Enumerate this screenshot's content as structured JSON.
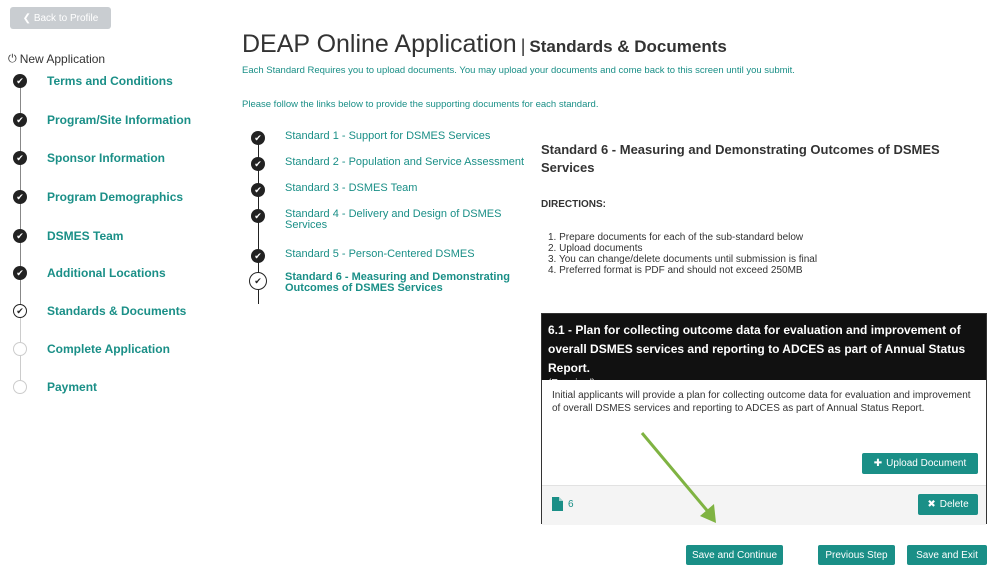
{
  "back": {
    "label": "❮ Back to Profile"
  },
  "sidebar": {
    "header": "New Application",
    "steps": [
      {
        "label": "Terms and Conditions",
        "status": "done"
      },
      {
        "label": "Program/Site Information",
        "status": "done"
      },
      {
        "label": "Sponsor Information",
        "status": "done"
      },
      {
        "label": "Program Demographics",
        "status": "done"
      },
      {
        "label": "DSMES Team",
        "status": "done"
      },
      {
        "label": "Additional Locations",
        "status": "done"
      },
      {
        "label": "Standards & Documents",
        "status": "current"
      },
      {
        "label": "Complete Application",
        "status": "todo"
      },
      {
        "label": "Payment",
        "status": "todo"
      }
    ]
  },
  "header": {
    "title": "DEAP Online Application",
    "separator": "|",
    "subtitle": "Standards & Documents",
    "intro1": "Each Standard Requires you to upload documents. You may upload your documents and come back to this screen until you submit.",
    "intro2": "Please follow the links below to provide the supporting documents for each standard."
  },
  "standards": [
    {
      "label": "Standard 1 - Support for DSMES Services"
    },
    {
      "label": "Standard 2 - Population and Service Assessment"
    },
    {
      "label": "Standard 3 - DSMES Team"
    },
    {
      "label": "Standard 4 - Delivery and Design of DSMES Services"
    },
    {
      "label": "Standard 5 - Person-Centered DSMES"
    },
    {
      "label": "Standard 6 - Measuring and Demonstrating Outcomes of DSMES Services"
    }
  ],
  "detail": {
    "title": "Standard 6 - Measuring and Demonstrating Outcomes of DSMES Services",
    "directions_label": "DIRECTIONS:",
    "directions": [
      "1. Prepare documents for each of the sub-standard below",
      "2. Upload documents",
      "3. You can change/delete documents until submission is final",
      "4. Preferred format is PDF and should not exceed 250MB"
    ],
    "sub": {
      "heading": "6.1 - Plan for collecting outcome data for evaluation and improvement of overall DSMES services and reporting to ADCES as part of Annual Status Report.",
      "required": "(Required)",
      "description": "Initial applicants will provide a plan for collecting outcome data for evaluation and improvement of overall DSMES services and reporting to ADCES as part of Annual Status Report.",
      "upload_label": "Upload Document",
      "file_name": "6",
      "delete_label": "Delete"
    }
  },
  "actions": {
    "save_continue": "Save and Continue",
    "previous_step": "Previous Step",
    "save_exit": "Save and Exit"
  },
  "colors": {
    "accent": "#1a8f87",
    "arrow": "#7fb342"
  }
}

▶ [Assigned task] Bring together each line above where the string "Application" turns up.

▶ [Response for this exercise]
    "header": "New Application",
        "label": "Complete Application",
    "title": "DEAP Online Application",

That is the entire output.